    Video

    Video Pop-Up Art Comes to Your Living Room, Backyard and Elsewhere

    Around the world, independent artists and musicians wrestle with a common problem: where to exhibit or perform? Traditional spaces such as museums and galleries are reserved for bigger names, and renting a space is not feasible for many. Enter ArtsUp, which connects artists with venue owners. Whether it’s a living room, restaurant, office or even a boat, pop-up events are bringing music and art to unexpected places. Tina Trinh has more.
    Video

    Video With Yosemite as Backdrop, Obama Praises National Parks

    Last month, President Barack Obama and his family visited some of the most beautiful national parks in the U.S. Using the majestic backdrop of a towering waterfall in California's Yosemite National Park, Obama praised the national park system which celebrates its 100th anniversary this year. He talked about the importance of America’s “national treasures” and the need to protect them from climate change and other threats. VOA’s Julie Taboh reports.
    Video

    Video Counter-Islamic State Coalition Plots Next Steps

    As momentum shifts against Islamic State in Iraq, discussions are taking place about the next steps for driving the terrorist group from its final strongholds. Secretary of State John Kerry is hosting a counter-IS meeting at the State Department, a day after defense ministers from more than 30 countries reviewed and agreed upon a course of action. VOA Pentagon correspondent Carla Babb reports.
    Video

    Video Russia's Participation at Brazil Olympic Games Still In Question

    The International Olympic Committee has delayed a decision on whether to ban all Russian teams from competing in next month's Olympic Games in Brazil over allegations of an elaborate doping scheme. The World Anti-Doping Agency recently released an independent report alleging widespread doping by Russian athletes at the 2014 Winter Olympics in Sochi. So far, only Russian track and field athletes have been barred from the Summer Games in Brazil. VOA's Zlatica Hoke has more.
    Video

    Video Scotland’s Booming Whisky Industry Fears Brexit Hangover

    After Britain’s vote to leave the European Union, Scotland’s government wants to break away from the United Kingdom – fearing the nation’s exports are at risk. Among the biggest of these is whisky. Henry Ridgwell reports on a time of turmoil for those involved in the ancient art of distilling Scotland’s most famous product.
    Video
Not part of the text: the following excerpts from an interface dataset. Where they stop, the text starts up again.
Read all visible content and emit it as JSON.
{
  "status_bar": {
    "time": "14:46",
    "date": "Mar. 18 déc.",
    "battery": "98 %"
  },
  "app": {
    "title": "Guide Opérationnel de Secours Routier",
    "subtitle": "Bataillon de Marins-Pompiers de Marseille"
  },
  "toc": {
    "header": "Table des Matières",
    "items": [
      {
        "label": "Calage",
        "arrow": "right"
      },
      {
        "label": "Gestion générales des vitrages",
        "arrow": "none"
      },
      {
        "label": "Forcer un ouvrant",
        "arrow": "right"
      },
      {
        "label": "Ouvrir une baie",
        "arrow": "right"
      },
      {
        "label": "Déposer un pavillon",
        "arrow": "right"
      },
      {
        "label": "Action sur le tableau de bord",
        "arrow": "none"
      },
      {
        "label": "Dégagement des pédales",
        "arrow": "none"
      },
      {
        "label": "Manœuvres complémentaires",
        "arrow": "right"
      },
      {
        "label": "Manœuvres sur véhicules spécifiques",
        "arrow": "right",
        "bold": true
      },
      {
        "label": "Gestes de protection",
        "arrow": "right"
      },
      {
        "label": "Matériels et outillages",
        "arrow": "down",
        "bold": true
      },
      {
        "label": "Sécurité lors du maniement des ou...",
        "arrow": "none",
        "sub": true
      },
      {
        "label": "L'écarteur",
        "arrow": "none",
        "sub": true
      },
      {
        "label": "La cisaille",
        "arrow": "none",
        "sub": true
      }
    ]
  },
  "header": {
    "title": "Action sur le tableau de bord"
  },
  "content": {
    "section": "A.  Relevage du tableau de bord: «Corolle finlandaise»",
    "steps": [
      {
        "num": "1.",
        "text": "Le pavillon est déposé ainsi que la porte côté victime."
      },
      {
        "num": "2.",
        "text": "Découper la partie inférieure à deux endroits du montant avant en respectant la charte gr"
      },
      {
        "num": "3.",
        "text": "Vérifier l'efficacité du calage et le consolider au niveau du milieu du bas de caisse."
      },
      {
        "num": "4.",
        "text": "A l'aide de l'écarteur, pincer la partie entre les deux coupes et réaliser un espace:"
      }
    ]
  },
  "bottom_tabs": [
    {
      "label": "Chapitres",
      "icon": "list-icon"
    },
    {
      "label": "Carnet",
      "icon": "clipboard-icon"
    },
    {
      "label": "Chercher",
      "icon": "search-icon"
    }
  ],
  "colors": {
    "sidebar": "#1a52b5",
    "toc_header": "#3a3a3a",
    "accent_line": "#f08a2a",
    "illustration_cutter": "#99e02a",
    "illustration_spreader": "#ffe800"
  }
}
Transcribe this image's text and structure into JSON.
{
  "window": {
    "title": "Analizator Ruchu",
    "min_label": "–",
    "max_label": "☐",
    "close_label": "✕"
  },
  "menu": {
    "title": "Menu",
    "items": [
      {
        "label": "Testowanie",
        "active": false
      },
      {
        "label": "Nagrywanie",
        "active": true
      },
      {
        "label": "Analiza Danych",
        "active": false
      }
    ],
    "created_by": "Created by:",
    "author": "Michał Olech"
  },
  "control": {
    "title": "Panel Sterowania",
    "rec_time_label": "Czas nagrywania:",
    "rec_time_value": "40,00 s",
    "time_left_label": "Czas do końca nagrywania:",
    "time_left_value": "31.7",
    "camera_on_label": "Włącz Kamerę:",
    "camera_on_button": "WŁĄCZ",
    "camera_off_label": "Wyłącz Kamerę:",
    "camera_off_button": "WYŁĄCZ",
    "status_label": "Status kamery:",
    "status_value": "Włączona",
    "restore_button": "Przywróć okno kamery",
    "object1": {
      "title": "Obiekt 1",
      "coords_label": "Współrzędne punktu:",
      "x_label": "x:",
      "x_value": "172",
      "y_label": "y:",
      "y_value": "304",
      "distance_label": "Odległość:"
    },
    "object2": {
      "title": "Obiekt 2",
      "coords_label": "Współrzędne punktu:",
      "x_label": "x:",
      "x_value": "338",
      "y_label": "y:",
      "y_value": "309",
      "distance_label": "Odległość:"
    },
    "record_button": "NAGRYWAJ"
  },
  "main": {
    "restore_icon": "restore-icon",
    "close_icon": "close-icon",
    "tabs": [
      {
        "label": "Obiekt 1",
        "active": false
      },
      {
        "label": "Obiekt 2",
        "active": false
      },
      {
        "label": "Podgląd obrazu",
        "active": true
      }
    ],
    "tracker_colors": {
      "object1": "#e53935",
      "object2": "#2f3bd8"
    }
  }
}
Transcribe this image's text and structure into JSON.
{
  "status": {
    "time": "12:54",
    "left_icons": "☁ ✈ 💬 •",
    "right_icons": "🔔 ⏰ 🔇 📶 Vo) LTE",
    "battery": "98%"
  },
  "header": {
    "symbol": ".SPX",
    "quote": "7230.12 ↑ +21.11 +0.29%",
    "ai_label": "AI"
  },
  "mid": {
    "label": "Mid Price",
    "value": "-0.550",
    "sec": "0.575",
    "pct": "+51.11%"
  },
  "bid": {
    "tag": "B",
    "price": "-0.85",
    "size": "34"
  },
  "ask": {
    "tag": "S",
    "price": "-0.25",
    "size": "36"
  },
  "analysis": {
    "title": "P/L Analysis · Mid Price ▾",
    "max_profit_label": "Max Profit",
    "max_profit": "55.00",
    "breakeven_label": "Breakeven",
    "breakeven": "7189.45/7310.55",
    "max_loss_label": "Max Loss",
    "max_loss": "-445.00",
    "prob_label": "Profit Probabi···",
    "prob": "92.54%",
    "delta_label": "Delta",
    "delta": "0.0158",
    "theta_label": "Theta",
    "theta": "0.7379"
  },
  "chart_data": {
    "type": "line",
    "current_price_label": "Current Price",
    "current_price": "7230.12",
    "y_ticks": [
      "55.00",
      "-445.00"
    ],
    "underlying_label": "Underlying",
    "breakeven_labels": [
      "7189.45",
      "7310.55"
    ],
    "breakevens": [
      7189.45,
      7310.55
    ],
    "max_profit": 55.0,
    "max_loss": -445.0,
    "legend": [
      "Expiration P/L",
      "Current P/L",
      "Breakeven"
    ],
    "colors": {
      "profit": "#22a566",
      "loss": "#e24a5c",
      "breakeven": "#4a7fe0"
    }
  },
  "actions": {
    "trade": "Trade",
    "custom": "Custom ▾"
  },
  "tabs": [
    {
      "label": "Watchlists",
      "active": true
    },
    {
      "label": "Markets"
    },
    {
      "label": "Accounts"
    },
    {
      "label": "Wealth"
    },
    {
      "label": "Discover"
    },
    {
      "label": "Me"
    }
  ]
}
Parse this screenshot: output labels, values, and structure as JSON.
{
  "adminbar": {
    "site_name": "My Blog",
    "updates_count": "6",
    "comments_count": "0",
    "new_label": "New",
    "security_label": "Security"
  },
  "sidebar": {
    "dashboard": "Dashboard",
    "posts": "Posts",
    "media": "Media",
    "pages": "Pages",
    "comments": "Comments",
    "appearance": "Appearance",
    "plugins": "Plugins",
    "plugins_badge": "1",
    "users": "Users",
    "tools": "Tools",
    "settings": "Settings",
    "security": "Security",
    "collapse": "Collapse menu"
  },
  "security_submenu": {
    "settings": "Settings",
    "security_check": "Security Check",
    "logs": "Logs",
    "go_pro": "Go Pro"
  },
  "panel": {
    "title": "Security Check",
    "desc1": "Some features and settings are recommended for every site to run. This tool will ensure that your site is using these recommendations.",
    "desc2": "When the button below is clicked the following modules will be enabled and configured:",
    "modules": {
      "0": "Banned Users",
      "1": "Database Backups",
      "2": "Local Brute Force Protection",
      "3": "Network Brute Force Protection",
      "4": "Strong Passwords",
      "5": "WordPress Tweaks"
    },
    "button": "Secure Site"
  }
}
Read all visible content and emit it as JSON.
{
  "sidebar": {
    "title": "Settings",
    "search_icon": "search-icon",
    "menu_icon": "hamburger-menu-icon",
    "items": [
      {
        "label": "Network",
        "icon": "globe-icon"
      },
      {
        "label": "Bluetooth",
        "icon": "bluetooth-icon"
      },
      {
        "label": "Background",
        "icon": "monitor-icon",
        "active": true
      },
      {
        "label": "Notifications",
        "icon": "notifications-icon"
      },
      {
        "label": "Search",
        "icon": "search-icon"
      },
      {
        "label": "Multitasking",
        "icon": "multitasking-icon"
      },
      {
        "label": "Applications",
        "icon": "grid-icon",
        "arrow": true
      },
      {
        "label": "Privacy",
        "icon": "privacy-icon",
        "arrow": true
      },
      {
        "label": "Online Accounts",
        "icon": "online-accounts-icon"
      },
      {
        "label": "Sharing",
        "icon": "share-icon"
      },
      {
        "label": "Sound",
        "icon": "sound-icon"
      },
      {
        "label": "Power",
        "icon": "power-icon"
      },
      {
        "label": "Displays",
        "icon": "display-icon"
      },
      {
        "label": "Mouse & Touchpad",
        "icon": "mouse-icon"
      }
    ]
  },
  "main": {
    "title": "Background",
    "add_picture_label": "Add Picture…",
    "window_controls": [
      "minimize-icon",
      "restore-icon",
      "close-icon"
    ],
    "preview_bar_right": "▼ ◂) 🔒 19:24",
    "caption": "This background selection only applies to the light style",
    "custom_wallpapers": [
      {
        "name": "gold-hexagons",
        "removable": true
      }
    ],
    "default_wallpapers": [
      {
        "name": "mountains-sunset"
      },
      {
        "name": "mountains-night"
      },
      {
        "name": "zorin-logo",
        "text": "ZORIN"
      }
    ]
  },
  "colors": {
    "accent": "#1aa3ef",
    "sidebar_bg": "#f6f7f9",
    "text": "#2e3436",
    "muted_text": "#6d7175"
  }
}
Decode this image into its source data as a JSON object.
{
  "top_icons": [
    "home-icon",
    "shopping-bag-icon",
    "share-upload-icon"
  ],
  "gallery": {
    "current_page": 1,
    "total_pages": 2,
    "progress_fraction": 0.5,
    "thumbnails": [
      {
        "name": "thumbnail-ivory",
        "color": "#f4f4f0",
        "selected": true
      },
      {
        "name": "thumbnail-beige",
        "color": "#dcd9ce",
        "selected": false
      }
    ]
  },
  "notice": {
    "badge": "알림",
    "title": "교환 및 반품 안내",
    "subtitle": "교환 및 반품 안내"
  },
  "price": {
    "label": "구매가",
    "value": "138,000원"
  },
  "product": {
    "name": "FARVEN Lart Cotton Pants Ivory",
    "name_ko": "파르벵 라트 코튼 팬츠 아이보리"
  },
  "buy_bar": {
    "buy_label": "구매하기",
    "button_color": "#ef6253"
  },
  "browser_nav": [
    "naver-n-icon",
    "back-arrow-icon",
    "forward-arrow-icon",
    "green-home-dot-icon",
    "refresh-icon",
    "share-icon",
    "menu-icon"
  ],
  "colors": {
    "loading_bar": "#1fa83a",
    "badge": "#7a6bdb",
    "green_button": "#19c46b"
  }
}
    Video Millennials Could Determine Who Wins Race to White House

    With only four months to go until Americans elect a new president, one group of voters is getting a lot more attention these days: those ages 18 to 35, a generation known as millennials. It’s a demographic that some analysts say could have the power to decide the 2016 election. But a lot depends on whether they actually turn out to vote. VOA’s Alexa Lamanna reports.

    Special Report

    Adrift The Invisible African Diaspora